Lewis Hamilton started the Italian Grand Prix on Hard tyres in an attempt to run longer than his rivals, but Mercedes Chief Strategist James Vowles explained that strategy was quickly abandoned once it became clear he wouldn't be fast enough to keep up with the likes of Max Verstappen and Daniel Ricciardo following their pit-stops.
Hamilton started Sunday's race at Monza in fourth position after a disappointing performance in Sprint Qualifying, falling down the order with a slow getaway off the line.
As a result, Mercedes opted to start both cars on the Hards given that Hamilton and teammate Valtteri Bottas, who started from the back of the grid, were out of position in terms of pure pace.
Mercedes hoped that by offsetting both drivers compared to their competition, they would make up time, but Vowles stated that it became "glaringly obvious" after Verstappen and Ricciardo pitted that Hamilton would lose ground if the team decided to keep him out as long as they initially planned.

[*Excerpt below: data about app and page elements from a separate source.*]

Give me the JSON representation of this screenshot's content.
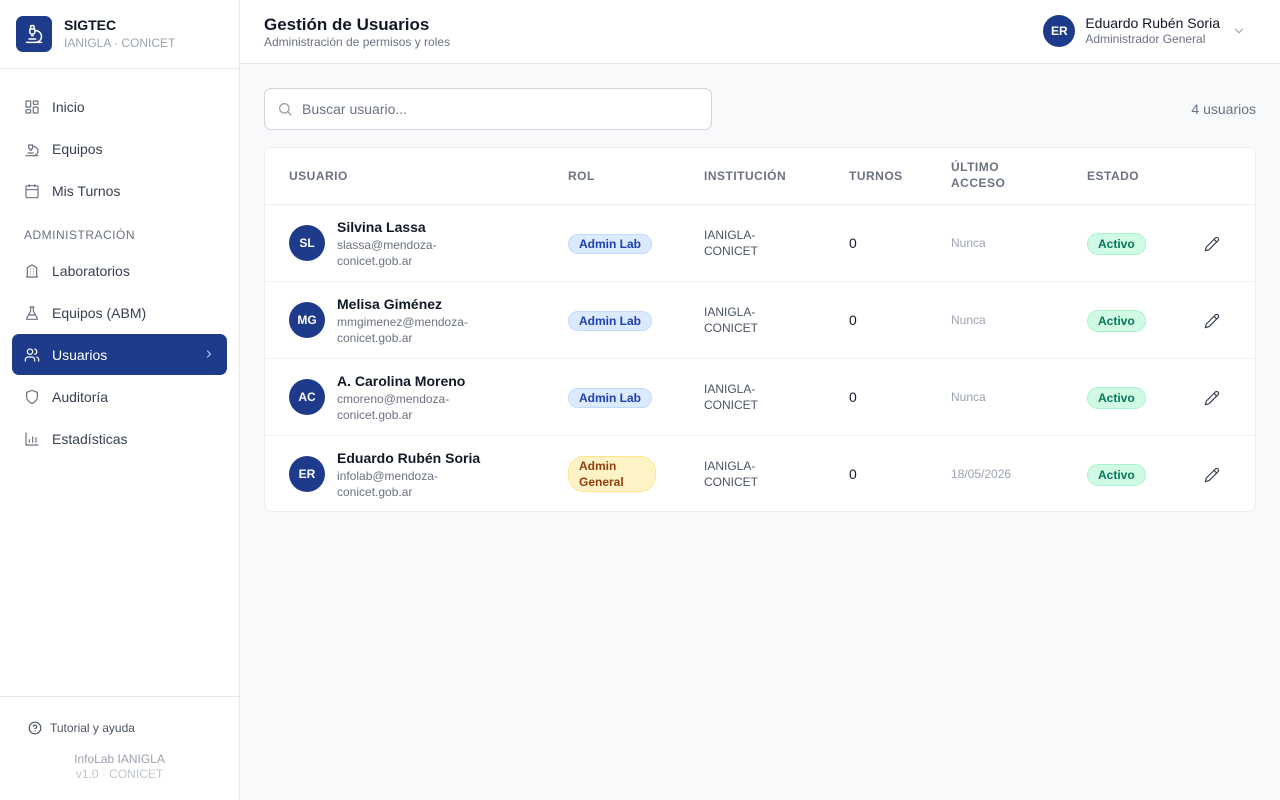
{
  "brand": {
    "name": "SIGTEC",
    "subtitle": "IANIGLA · CONICET"
  },
  "sidebar": {
    "items": [
      {
        "label": "Inicio",
        "icon": "grid-icon"
      },
      {
        "label": "Equipos",
        "icon": "microscope-icon"
      },
      {
        "label": "Mis Turnos",
        "icon": "calendar-icon"
      }
    ],
    "section_label": "ADMINISTRACIÓN",
    "admin_items": [
      {
        "label": "Laboratorios",
        "icon": "building-icon"
      },
      {
        "label": "Equipos (ABM)",
        "icon": "flask-icon"
      },
      {
        "label": "Usuarios",
        "icon": "users-icon",
        "active": true
      },
      {
        "label": "Auditoría",
        "icon": "shield-icon"
      },
      {
        "label": "Estadísticas",
        "icon": "bar-chart-icon"
      }
    ],
    "help_label": "Tutorial y ayuda",
    "footer_name": "InfoLab IANIGLA",
    "footer_version": "v1.0 · CONICET"
  },
  "header": {
    "title": "Gestión de Usuarios",
    "subtitle": "Administración de permisos y roles",
    "user": {
      "initials": "ER",
      "name": "Eduardo Rubén Soria",
      "role": "Administrador General"
    }
  },
  "search": {
    "placeholder": "Buscar usuario...",
    "value": ""
  },
  "count_label": "4 usuarios",
  "table": {
    "columns": {
      "usuario": "USUARIO",
      "rol": "ROL",
      "institucion": "INSTITUCIÓN",
      "turnos": "TURNOS",
      "acceso_1": "ÚLTIMO",
      "acceso_2": "ACCESO",
      "estado": "ESTADO"
    },
    "rows": [
      {
        "initials": "SL",
        "name": "Silvina Lassa",
        "email": "slassa@mendoza-conicet.gob.ar",
        "role": "Admin Lab",
        "inst": "IANIGLA-CONICET",
        "turnos": "0",
        "acceso": "Nunca",
        "estado": "Activo"
      },
      {
        "initials": "MG",
        "name": "Melisa Giménez",
        "email": "mmgimenez@mendoza-conicet.gob.ar",
        "role": "Admin Lab",
        "inst": "IANIGLA-CONICET",
        "turnos": "0",
        "acceso": "Nunca",
        "estado": "Activo"
      },
      {
        "initials": "AC",
        "name": "A. Carolina Moreno",
        "email": "cmoreno@mendoza-conicet.gob.ar",
        "role": "Admin Lab",
        "inst": "IANIGLA-CONICET",
        "turnos": "0",
        "acceso": "Nunca",
        "estado": "Activo"
      },
      {
        "initials": "ER",
        "name": "Eduardo Rubén Soria",
        "email": "infolab@mendoza-conicet.gob.ar",
        "role": "Admin General",
        "inst": "IANIGLA-CONICET",
        "turnos": "0",
        "acceso": "18/05/2026",
        "estado": "Activo"
      }
    ]
  },
  "colors": {
    "primary": "#1e3a8a",
    "active_status": "#047857",
    "lab_badge": "#1e40af",
    "general_badge": "#92400e"
  }
}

"The Medium tyre was degrading, you could see Verstappen and both McLarens were really starting to drop off in terms of lap times," Vowles explained in Mercedes' debrief of the Italian GP on their YouTube channel.
"Lewis' Hard tyre would have provided him a little bit more resilience to that but even so, he'd been pushing very, very hard for 20 odd laps and that tyre wouldn't be in the freshest state possible.
"Cars started to stop as you would imagine. Ricciardo first to cover the win, Verstappen then came in and Lewis just on that lap overtook [Lando] Norris, because his Medium tyres also dropped off. We hadn't seen a single lap from Lewis yet in free air, so it is important to understand how quick we could really go, so we left Lewis out for that one lap.
"In that time, the time that Verstappen had stopped and Ricciardo had stopped, it became glaringly obvious that they were incredibly quick, that there was degradation on the Hard tyre and we would not be quick enough to keep pulling them out of our pit-stop window. They in fact would come straight back in, so there was literally a window of opportunity that was then and there and that was it.
"It was a window where Verstappen and Norris were caught behind [Lance] Stroll, who had yet to stop, for Lewis to come in. Had we waited, there is no doubt that they would easily closed back up into Lewis' pit window and now you are committed to a very long stint on the tyre that is clearly suffering at that stage."
A slow pit-stop from Red Bull opened the door for Hamilton to come out alongside Verstappen and Norris, which was a welcome sight for Mercedes given the team predicted that they would be able to clear both drivers with their initial strategy.
"Now, we had a prediction that we were going to come out nicely ahead of them," Vowles added. "Unfortunately, suffering a small issue in the pit-stop, as did Verstappen, the opportunity was created simply because Verstappen had a poor pit-stop as well, and that meant that instead of clearing both Norris and Verstappen, as you saw, we came alongside.
"Either way you take opportunities like that, we knew the Medium tyre could go to the end from that point and that is our direct rival in the championship."
It's time for the latest episode of our new Formula 1 podcast, with F1 journalists Dieter Rencken, Thomas Maher and Mike Seymour discussing the fallout from a dramatic Italian Grand Prix weekend.